Permission to Screw Up: Get-Better Goals
Written by Jim Knight.

How can you motivate yourself to approach new responsibilities with confidence and energy?  The answer is simple, though perhaps a little surprising: give yourself permission to screw up.  —Heidi Grant Halvorson

I’ve been reading a great e-book by Heidi Grant Halvorson, Nine Things Successful People Do Differently, published by Harvard Business Review Press.  The book is a short, clear summary of some important big ideas about personal growth (goals, feedback, realistic optimism, and grit) and Halvorson provides numerous links back to studies to support her claims.  Anyone interested in personal growth, and in particular anyone who is a coach, will find the book well worth the money and time.

One of Halvorson’s big ideas is that to grow we need to focus on getubg better (get-better goals) not being good (be-good goals).  She puts it this way:

Embracing the fact that you can change will allow you to make better choices and reach your fullest potential.  People whose goals are about getting better, rather than being good, take difficulty in stride and appreciate the journey as much as the destination.

People, according to Halvorson, approach any task with one of two types of goals:  be-good goals, where people want to demonstrate their mastery of something, and get-better goals, where people simply want to improve the way they do something.

About both types of goals, Halvorson writes:

The problem with be-good goals is that they tend to backfire when we are faced with something unfamiliar or difficult.  We quickly start feeling that we don’t actually know what we are doing, that we lack ability, and this creates a lot of anxiety.
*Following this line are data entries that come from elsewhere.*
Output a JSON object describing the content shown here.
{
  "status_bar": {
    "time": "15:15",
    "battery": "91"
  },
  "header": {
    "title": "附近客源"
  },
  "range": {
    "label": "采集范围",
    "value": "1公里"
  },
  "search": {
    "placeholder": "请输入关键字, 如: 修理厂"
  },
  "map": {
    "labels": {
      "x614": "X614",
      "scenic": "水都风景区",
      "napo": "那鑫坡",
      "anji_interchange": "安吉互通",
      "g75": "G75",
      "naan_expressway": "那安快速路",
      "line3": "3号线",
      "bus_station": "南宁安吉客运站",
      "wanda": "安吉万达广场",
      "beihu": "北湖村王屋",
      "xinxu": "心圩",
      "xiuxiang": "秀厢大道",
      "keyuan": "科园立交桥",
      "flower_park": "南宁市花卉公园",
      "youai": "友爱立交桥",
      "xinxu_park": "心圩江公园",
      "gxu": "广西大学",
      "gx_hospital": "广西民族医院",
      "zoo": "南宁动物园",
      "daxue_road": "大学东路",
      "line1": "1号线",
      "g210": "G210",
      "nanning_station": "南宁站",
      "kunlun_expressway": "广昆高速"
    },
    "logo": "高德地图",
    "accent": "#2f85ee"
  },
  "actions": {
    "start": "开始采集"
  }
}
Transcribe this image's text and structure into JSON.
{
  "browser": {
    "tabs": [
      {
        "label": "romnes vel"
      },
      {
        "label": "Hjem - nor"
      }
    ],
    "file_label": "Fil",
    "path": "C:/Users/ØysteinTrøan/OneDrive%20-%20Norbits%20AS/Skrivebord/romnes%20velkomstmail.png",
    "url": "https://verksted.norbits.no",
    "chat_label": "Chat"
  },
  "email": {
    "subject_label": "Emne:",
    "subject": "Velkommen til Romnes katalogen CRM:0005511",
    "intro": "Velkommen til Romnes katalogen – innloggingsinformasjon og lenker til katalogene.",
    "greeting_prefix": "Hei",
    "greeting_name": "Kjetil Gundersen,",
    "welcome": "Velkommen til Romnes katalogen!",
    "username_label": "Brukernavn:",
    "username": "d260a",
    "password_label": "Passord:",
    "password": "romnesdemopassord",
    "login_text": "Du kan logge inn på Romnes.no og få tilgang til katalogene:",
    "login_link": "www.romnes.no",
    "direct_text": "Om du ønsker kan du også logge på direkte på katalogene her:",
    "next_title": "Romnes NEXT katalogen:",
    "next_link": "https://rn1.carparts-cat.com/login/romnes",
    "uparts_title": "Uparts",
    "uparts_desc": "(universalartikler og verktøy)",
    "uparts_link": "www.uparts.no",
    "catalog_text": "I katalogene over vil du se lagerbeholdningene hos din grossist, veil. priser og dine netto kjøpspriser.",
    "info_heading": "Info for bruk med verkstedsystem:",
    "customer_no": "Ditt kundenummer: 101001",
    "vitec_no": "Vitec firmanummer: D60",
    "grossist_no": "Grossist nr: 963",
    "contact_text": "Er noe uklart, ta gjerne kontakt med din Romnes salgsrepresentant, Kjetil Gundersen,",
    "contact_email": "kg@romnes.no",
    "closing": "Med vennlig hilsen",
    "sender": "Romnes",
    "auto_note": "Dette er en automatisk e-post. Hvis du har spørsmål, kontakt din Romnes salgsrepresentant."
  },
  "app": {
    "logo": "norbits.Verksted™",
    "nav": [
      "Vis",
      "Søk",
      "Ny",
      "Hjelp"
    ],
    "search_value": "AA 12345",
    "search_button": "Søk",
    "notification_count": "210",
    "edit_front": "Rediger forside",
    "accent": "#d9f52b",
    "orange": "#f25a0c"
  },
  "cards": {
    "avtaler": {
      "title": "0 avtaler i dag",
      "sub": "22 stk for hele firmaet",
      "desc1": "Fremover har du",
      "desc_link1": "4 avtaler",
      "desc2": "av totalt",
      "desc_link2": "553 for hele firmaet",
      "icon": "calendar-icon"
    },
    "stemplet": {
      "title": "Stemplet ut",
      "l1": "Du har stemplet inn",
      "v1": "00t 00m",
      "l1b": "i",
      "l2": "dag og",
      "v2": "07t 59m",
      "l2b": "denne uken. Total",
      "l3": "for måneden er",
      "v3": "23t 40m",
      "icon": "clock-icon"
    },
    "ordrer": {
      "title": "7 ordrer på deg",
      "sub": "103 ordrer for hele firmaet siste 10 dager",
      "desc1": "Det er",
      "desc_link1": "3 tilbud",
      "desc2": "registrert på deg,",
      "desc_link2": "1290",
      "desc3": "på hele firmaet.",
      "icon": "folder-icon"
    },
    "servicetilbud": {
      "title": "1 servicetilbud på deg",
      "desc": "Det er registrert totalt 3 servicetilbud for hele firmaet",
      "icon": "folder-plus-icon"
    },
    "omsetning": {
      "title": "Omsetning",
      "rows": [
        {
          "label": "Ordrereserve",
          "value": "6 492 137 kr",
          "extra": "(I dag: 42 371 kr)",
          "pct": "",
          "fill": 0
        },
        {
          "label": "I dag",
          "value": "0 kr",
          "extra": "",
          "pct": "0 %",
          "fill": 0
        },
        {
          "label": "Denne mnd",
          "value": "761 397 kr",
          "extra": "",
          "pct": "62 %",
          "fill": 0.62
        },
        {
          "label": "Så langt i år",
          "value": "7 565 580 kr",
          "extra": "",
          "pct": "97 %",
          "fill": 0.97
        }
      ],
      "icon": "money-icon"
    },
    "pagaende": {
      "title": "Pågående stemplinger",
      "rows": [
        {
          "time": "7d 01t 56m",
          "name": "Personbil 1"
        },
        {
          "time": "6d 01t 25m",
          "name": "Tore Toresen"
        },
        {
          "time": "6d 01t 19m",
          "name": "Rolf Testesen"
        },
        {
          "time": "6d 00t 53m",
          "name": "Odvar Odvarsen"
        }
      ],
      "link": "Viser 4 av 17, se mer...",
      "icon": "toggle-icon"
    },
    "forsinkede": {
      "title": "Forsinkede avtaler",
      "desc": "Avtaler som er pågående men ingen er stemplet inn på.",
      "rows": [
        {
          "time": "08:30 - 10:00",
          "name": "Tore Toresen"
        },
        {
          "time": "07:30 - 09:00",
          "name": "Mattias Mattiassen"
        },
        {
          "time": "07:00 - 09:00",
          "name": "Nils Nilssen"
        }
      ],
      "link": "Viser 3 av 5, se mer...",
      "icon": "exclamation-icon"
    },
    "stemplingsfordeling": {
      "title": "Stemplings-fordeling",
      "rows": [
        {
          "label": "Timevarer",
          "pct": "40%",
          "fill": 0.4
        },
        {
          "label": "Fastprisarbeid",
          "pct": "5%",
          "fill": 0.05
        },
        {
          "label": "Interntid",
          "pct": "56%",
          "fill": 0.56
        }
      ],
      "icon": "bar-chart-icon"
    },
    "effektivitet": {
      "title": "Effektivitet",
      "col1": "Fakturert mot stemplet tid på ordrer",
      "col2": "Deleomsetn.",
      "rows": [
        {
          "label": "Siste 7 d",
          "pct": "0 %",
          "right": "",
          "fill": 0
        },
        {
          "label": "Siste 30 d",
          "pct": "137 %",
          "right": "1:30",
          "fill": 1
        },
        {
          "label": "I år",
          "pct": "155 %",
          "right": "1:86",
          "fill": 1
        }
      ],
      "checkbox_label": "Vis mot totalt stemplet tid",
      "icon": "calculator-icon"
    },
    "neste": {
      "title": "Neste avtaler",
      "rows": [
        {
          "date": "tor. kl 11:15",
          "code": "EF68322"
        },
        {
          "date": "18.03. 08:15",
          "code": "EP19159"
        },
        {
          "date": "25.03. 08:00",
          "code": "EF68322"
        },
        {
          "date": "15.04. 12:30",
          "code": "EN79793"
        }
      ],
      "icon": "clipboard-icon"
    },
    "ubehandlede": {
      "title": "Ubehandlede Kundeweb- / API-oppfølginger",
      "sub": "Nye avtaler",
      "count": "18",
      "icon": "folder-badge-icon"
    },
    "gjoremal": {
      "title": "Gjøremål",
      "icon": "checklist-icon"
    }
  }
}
Countless studies have shown that nothing interferes with performance quite like anxiety does; it is the productivity killer.

Get-better goals, on the other hand, are practically bulletproof.  When we think about what we are doing in terms of learning and mastering, accepting that we might make mistakes along the way, we stay motivated despite the setbacks that might occur.

This seems like great advice for all of us, but I think it is especially meaningful for teachers.  When we try out a new teaching practice, we can mess ourselves up if we feel we have to use a graphic organizer or learning structure perfectly the very first time.  A be-good goal, in other words, can increase our anxiety and in fact decrease our interest in trying anything new.

On the other hand, if we approach new practices with a get-better goal, we reduce our anxiety and make each new attempt a learning opportunity.  The first time trying anything in the classroom, in my experience, runs the risk of falling apart.  When we give ourselves “permission to screw up,” we reduce our anxiety and increase our interest in and ability to improve.



  1. Angela Redden

    Having just been evaluated this week, I can really relate to this. I am generally a person who allows herself to screw up; however, when it comes time to be observed by an administrator, it seems there is no room for screwing up. The evaluation model used in my state seems to expect teachers to be perfect. I wish it took in to account that to be perfect, a teacher must first screw up.

  2. Jim Knight

    I think you’re exactly right Angela. I think the best kind of evaluation simply is a part of people trying to be better at what they do.

  3. Jane Kise

    Thank you for sharing this, Jim.

    Too often we’re rushed as coaches, aren’t we? I love spending a day with a secondary teacher, where we try a strategy, adjust, and try again. It “norms” the reality that we aren’t expecting perfection the first time.

  4. Shira Leibowitz

    What wise advise for student goals as well as for teacher goals! I’m getting better at “get better goals” rather than “be good goals” for our teachers, our educational leadership team, and myself. I wonder ways of deliberately giving a similar message to our students; empowering them to aspire and stretch themselves to get better, rather than doing what is necessary to “be good” or in student terms, earn good grades.

  5. Jim Knight

    @ Jane–great point. I think you’re right about “norms.” Growth starts with a culture that is committed to continuous improvement. @ Shira, great point! I totally agree… and again it goes back to culture, I think… If a school is committed to growth, that’s manifested in everyone’s growth–teacher, student, principal, cafeteria staff, everyone…

  6. Daniel T. Pollitt

    Excellent advice for teachers–and students! My middle schoolers and I are working on goal-setting this quarter, and it’s challenging. We are learning about short-term and long-term goals, academic and non-academic goals. First, there’s a delicate balance between making a goal too easy or too hard. If it’s too easy, it may not be worth your time or effort to even write it down. If it’s too hard, maybe you need to reevaluate what goal you hope to accomplish. And second, goal-setting can be overwhelming! I like how Halvorson distinguishes between be-good and get-better goals; it lets myself and my students know that a goal isn’t the end-all be-all of a task or performance. It is, instead, a way to track and measure your progress. Good stuff, thanks Jim.


  7. Jim Knight

    Great to hear from you Dan. I wrote a bit about authentic learning in my new book, and I wrote that authentic learning is interesting, relevant, and meaningful. I wonder if those criteria can be applied by students as they strive to get to the sweet spot for learning.


Submit a Comment

Your email address will not be published. Required fields are marked *